According to chemical composition, a distinction is made between organic and inorganic insulating materials. Inorganic substances, such as mica and ceramics, are the most widely used insulating materials. Both natural and synthetic materials are used for electrical insulation. Synthetic insulating materials may be produced with a desired set of required electrical, physical, and chemical properties. Therefore, such materials find the widest applications in electrical engineering and radio engineering.
According to the electrical properties of the substance’s molecules, an insulating material may be polar or nonpolar. Polar insulating materials include thermosetting resins, polychlorinated biphenyl, chlorinated naphthalene, polyvinyl chloride, and certain organosilicon materials. Nonpolar insulating materials include hydrogen, benzene, carbon tetrachloride, polystyrene, and paraffin. Polar insulating materials are distinguished by a high dielectric constant, a relatively high conductivity, and a relatively high hygroscopicity.
For solid insulating materials, mechanical and thermal properties are very important, as are moisture resistance, hygroscopici-ty, and spark resistance. The mechanical properties include tensile strength, compressive strength, static flexural strength, dynamic flexural strength, hardness, and workability. The thermal properties are heat resistance and thermal stability. Heat resistance characterizes the upper limit of the temperature region in which an insulating material can retain its mechanical and service properties. Thermal stability is the ability of an insulating material to withstand the effects of high temperatures (90° to 250°C) without pronounced changes in its electrical properties. In electric-machine building, a division of insulating materials into seven classes is used. Inorganic materials exhibit the highest thermal stability; such materials include mica, porcelain, ordinary glass, and glass with a hetero-organic binder. For brittle materials, such as glass and porcelain, heat-shock resistance is also important.
Insulating materials separate conductors in an electric circuit. At the same time, they should not impede the elimination of heat from windings, cores, and other components of electric machinery and electrical installations. Therefore, thermal conductivity is an important property of such materials. To increase the thermal conductivity of insulating liquids, mineral fillers are added to the liquids.
Most insulating materials absorb moisture to some extent; that is, they are hygroscopic. To increase the moisture resistance of porous insulating materials, the materials are impregnated with oils, synthetic liquids, or various compounds. Only glazed porcelain, glass, and a few other materials may be considered absolutely moisture-proof.

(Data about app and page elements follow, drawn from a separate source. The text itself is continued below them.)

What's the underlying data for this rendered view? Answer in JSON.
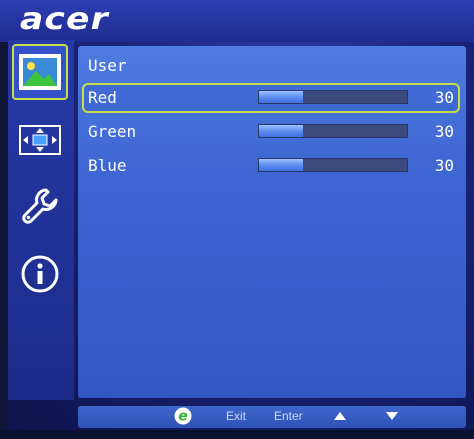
{
  "brand": {
    "logo": "acer"
  },
  "sidebar": {
    "tabs": [
      {
        "name": "picture",
        "icon": "picture-icon",
        "active": true
      },
      {
        "name": "position",
        "icon": "position-arrows-icon",
        "active": false
      },
      {
        "name": "settings",
        "icon": "wrench-icon",
        "active": false
      },
      {
        "name": "information",
        "icon": "info-icon",
        "active": false
      }
    ]
  },
  "panel": {
    "title": "User",
    "rows": [
      {
        "label": "Red",
        "value": "30",
        "level": 30,
        "selected": true
      },
      {
        "label": "Green",
        "value": "30",
        "level": 30,
        "selected": false
      },
      {
        "label": "Blue",
        "value": "30",
        "level": 30,
        "selected": false
      }
    ]
  },
  "footer": {
    "exit_label": "Exit",
    "enter_label": "Enter"
  },
  "colors": {
    "highlight": "#c7e04a",
    "panel": "#4470d8",
    "bar_fill": "#6f9cf4",
    "bar_track": "#3a4a7c",
    "e_key": "#3cc43c"
  }
}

REFERENCEElektrotekhnicheskii spravochnik, 5th ed., vol. 1. Moscow, 1974.
A. I. KHOMENKO